AIM OF THE EXERCISE :: Gather every line from the entries below that includes "icon".

Element data from apps and pages ::
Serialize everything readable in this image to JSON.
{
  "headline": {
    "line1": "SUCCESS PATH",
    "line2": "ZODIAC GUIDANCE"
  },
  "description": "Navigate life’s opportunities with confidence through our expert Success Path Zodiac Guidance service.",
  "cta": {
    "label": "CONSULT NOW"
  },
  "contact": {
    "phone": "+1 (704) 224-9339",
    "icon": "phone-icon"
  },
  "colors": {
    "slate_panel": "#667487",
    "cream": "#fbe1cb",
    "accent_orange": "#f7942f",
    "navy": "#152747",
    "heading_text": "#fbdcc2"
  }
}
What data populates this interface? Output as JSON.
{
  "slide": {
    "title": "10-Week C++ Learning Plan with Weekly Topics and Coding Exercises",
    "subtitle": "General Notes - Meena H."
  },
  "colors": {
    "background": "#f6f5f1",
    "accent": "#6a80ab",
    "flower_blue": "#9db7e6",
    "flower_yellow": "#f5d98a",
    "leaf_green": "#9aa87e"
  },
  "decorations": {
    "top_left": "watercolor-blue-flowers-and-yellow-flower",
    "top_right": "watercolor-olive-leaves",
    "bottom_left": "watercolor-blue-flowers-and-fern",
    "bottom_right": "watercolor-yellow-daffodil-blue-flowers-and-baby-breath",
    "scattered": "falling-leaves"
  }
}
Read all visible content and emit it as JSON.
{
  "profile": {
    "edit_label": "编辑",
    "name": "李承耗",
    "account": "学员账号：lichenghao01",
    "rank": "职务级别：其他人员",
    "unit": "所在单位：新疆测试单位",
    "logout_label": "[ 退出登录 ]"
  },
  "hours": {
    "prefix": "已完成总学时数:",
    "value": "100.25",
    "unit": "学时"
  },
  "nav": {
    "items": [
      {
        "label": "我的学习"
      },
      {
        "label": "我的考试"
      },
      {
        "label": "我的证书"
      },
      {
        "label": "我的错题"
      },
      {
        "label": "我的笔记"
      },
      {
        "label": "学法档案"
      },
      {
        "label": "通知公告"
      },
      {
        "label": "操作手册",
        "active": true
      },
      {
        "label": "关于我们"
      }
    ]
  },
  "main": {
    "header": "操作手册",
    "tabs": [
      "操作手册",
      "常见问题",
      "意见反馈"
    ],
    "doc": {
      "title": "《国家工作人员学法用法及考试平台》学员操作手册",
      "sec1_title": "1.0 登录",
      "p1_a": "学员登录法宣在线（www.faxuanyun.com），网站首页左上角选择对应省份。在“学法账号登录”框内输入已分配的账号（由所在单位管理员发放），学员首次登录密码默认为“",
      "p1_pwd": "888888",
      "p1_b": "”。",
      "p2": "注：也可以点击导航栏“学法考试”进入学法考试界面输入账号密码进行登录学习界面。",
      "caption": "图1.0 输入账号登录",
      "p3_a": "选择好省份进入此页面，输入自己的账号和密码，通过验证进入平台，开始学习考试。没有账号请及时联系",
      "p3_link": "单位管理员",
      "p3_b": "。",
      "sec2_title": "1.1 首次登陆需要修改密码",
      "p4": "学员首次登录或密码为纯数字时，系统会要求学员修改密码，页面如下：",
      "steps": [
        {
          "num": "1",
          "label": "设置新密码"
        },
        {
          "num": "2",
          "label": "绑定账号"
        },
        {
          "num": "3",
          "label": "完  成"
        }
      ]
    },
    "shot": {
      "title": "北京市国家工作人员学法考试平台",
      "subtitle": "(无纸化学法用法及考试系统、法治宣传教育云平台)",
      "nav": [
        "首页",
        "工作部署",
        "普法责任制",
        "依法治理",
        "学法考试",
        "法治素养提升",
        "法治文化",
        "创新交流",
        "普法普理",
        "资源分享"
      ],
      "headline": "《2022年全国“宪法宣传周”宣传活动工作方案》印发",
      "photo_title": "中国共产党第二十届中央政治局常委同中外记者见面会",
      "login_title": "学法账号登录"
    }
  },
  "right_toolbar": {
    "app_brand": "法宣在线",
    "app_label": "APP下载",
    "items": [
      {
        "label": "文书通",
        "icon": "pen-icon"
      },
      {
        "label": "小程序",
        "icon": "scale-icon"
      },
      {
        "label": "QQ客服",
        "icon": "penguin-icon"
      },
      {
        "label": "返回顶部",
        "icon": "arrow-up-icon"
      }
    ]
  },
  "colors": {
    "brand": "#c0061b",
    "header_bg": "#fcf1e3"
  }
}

RESPONSE TO THE TASK ::
    "icon": "phone-icon"
        "icon": "pen-icon"
        "icon": "scale-icon"
        "icon": "penguin-icon"
        "icon": "arrow-up-icon"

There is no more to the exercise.